### Instructions for the task
The records that follow are to be printed exactly, with no images.

### Recorded information

Start of Block

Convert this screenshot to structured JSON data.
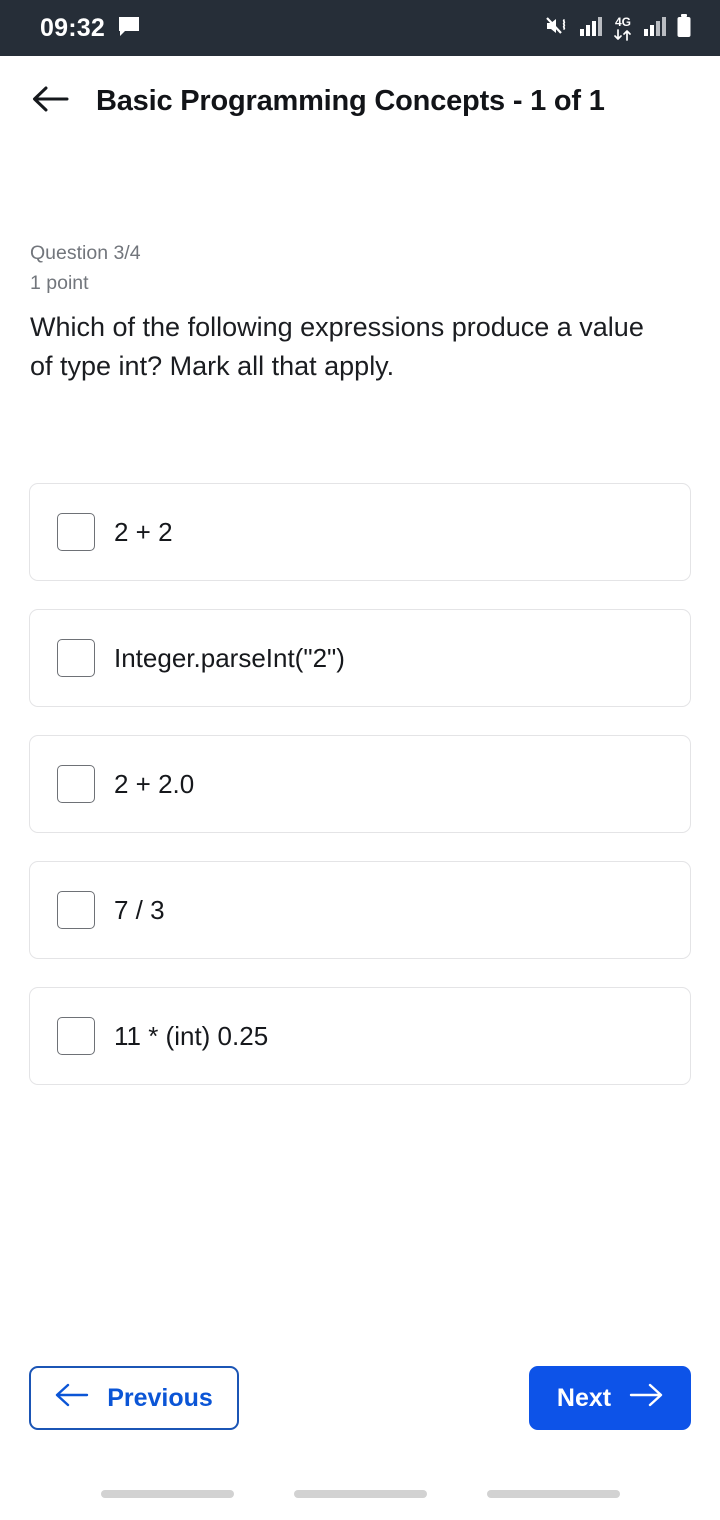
{
  "status_bar": {
    "time": "09:32",
    "network_label": "4G",
    "icons": [
      "message-bubble-icon",
      "mute-vibrate-icon",
      "signal-bars-icon",
      "data-transfer-icon",
      "signal-bars-secondary-icon",
      "battery-icon"
    ],
    "background_color": "#262E38"
  },
  "app_bar": {
    "back_icon": "back-arrow-icon",
    "title": "Basic Programming Concepts - 1 of 1"
  },
  "question": {
    "counter": "Question 3/4",
    "points": "1 point",
    "prompt": "Which of the following expressions produce a value of type int? Mark all that apply."
  },
  "options": [
    {
      "label": "2 + 2",
      "checked": false
    },
    {
      "label": "Integer.parseInt(\"2\")",
      "checked": false
    },
    {
      "label": "2 + 2.0",
      "checked": false
    },
    {
      "label": "7 / 3",
      "checked": false
    },
    {
      "label": "11 * (int) 0.25",
      "checked": false
    }
  ],
  "navigation": {
    "previous_label": "Previous",
    "previous_icon": "arrow-left-icon",
    "next_label": "Next",
    "next_icon": "arrow-right-icon",
    "accent_color": "#0D53E8",
    "outline_color": "#1B55B5"
  }
}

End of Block

### Answer space
Convert this screenshot to structured JSON data.
{
  "status_bar": {
    "time": "09:32",
    "network_label": "4G",
    "icons": [
      "message-bubble-icon",
      "mute-vibrate-icon",
      "signal-bars-icon",
      "data-transfer-icon",
      "signal-bars-secondary-icon",
      "battery-icon"
    ],
    "background_color": "#262E38"
  },
  "app_bar": {
    "back_icon": "back-arrow-icon",
    "title": "Basic Programming Concepts - 1 of 1"
  },
  "question": {
    "counter": "Question 3/4",
    "points": "1 point",
    "prompt": "Which of the following expressions produce a value of type int? Mark all that apply."
  },
  "options": [
    {
      "label": "2 + 2",
      "checked": false
    },
    {
      "label": "Integer.parseInt(\"2\")",
      "checked": false
    },
    {
      "label": "2 + 2.0",
      "checked": false
    },
    {
      "label": "7 / 3",
      "checked": false
    },
    {
      "label": "11 * (int) 0.25",
      "checked": false
    }
  ],
  "navigation": {
    "previous_label": "Previous",
    "previous_icon": "arrow-left-icon",
    "next_label": "Next",
    "next_icon": "arrow-right-icon",
    "accent_color": "#0D53E8",
    "outline_color": "#1B55B5"
  }
}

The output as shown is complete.